Der Vasken's Sermon on April 2, 2017

Apr 4, 2017

In the name of the Father and the Son and the Holy Spirit.

"Be still and know that I am God..."

Today is the sixth and final Sunday of Great Lent, which means that we have one week left to make the most of this season called Lent.  "Be still and know that I am God... "These words come from the Book of Psalms [Ps.46] and I find them to be the perfect words for us to hear during the Lenten season because Lent is the time to "be still" in the presence of God.  But they are words easier said than done.
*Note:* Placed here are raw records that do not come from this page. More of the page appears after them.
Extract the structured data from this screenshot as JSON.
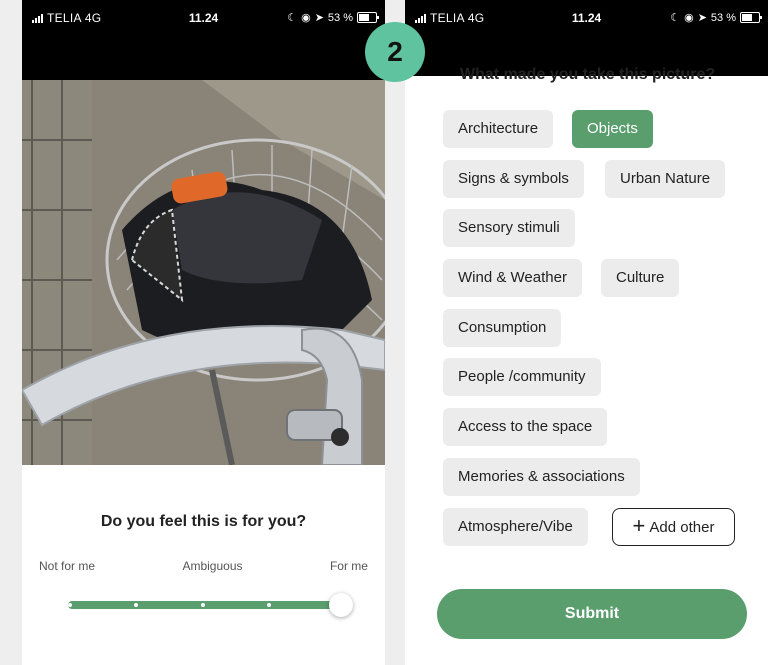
{
  "status_bar": {
    "carrier": "TELIA  4G",
    "time": "11.24",
    "battery_text": "53 %"
  },
  "left_screen": {
    "question": "Do you feel this is for you?",
    "scale": {
      "labels": [
        "Not for me",
        "Ambiguous",
        "For me"
      ],
      "value": 1.0
    }
  },
  "right_screen": {
    "step_badge": "2",
    "subtitle": "What made you take this picture?",
    "categories": [
      {
        "label": "Architecture",
        "selected": false
      },
      {
        "label": "Objects",
        "selected": true
      },
      {
        "label": "Signs & symbols",
        "selected": false
      },
      {
        "label": "Urban Nature",
        "selected": false
      },
      {
        "label": "Sensory stimuli",
        "selected": false
      },
      {
        "label": "Wind & Weather",
        "selected": false
      },
      {
        "label": "Culture",
        "selected": false
      },
      {
        "label": "Consumption",
        "selected": false
      },
      {
        "label": "People /community",
        "selected": false
      },
      {
        "label": "Access to the space",
        "selected": false
      },
      {
        "label": "Memories & associations",
        "selected": false
      },
      {
        "label": "Atmosphere/Vibe",
        "selected": false
      }
    ],
    "add_other_label": "Add other",
    "submit_label": "Submit"
  },
  "colors": {
    "accent": "#5a9e6e",
    "badge": "#5fc3a0",
    "chip": "#ececec"
  }
}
I say that because I find--and I'm sure that many of us will agree--that it's hard to find a quiet moment in the day, that it's hard to find a few minutes to relax and to think, and to spend "alone time" with God every day.  This is because our lives are constantly on the move.  

So many of us are pressured by the demands of work and family and community activities and volunteer commitments that "alone time" with God is essentially squeezed out of our daily lives.  The lives of so many people today are so overly extended that it's nearly impossible for them to be still and know God.  Still moments with God just don't happen with full schedules.  I've noticed, this year much more so than past years, that Lent fell at a very busy--too busy--time of year.  With a blink of an eye, we went from one scheduled event to another faster than we should ever hope for.  
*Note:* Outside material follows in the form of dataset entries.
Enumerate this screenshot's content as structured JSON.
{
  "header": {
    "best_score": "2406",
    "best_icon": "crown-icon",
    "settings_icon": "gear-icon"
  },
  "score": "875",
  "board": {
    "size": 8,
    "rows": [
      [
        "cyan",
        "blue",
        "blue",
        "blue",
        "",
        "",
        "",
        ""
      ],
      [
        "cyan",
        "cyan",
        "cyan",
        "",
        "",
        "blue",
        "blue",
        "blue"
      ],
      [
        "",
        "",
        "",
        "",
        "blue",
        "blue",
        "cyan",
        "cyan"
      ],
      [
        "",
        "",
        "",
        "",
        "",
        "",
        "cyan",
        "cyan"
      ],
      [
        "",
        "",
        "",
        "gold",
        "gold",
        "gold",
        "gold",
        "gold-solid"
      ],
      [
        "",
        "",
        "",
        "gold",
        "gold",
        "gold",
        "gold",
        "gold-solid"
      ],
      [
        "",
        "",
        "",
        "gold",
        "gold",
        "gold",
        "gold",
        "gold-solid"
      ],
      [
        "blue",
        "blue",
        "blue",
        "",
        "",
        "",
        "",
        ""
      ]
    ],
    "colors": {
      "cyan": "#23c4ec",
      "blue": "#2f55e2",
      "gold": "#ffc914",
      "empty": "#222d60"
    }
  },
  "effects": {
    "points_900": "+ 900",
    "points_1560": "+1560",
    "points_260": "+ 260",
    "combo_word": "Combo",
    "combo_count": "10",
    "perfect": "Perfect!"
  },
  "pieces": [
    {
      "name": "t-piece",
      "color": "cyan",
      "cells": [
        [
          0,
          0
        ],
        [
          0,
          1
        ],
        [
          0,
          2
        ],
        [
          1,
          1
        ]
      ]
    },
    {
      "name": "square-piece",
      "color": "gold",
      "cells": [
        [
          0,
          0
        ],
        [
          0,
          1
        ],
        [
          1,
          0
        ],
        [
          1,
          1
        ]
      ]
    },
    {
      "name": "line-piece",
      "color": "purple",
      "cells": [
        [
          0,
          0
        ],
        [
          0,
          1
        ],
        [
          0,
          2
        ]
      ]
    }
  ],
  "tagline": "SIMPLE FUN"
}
  • To me, it feels like I was just welcoming people to our annual picnic but that was seven months ago.
  • We, as a parish, were just sitting at our tables celebrating our anniversary banquet, but that was last October.
  • We were just enjoying our Thanksgiving meal in the hall.
  • We were just watching the Sunday School Christmas pageant in the church and singing Christmas carols in church.
  • We just spent the weekend with our Primate but that was already two weeks ago.

Who can be still when every day we are made aware of a former football player on trial for a double murder?  Who can be still when an artist in Everett is stabbed fourteen times and his murderer goes off to celebrate by ordering a take-out Chinese dinner like nothing happened?  Who can be still when a man in North Andover is arrested for robbing a store and assaulting the store owner and later admits that he thinks he also killed someone earlier that night but can't remember for certain.   Who can be still with all the border control issues being discussed or when we hear about climate change or Russian election probes or something else about our health care?  It's hard to be still.  Who can be still and know God with all this worldly commotion?

Lent is a special time of the year when we are encouraged to guard against worldly distractions, to pull away from the noise of the world and make room for the Holy Spirit to fill our hearts and minds with the sound and scent and sight and touch and taste of Heaven as only God can.  Lent is a time the Church sets aside each year for us to look inward and listen to the voice of God in our hearts. And why do we do this every year?  Because inside of every heart is the faint but persistent sound of God knocking.  But only those who listen through their "ears of faith" will be able to hear the knock above the noise of our busy world and "open the door."  

One of the most famous statements Jesus ever made reads like this:  "Behold, I stand at the door and knock... and if you open the door, I will enter and dwell within your heart."  The knocking on the "door of our heart" is constant and waiting for all of us to open because it won't open by itself.  We have to choose to turn the knob and invite God in to take up residence.   So in this last week of Lent, remember God gives us a choice.  We can turn the knob and invite God in or we can refuse to open the door and keep God out.  But there is one thing we cannot do.  We cannot silence the knock.  God's knock remains constant--as constant as our own heartbeat.  He knocks persistently and patiently because He wants to share the Kingdom of Heaven with us.  And He will continue to knock until the day our heart beats no longer in this world.

So use the time left of Great Lent to your advantage.  Listen to God's knock in your "heart of hearts" and invite Him in.  Let Him know who you are.  Share your joys and sorrows.  Let Him touch your pain and heal your aches.  And let Him hear your voice and then  be still and know that He is God.  "I stand at the door and knock," says the God of our Fathers.  How will you answer?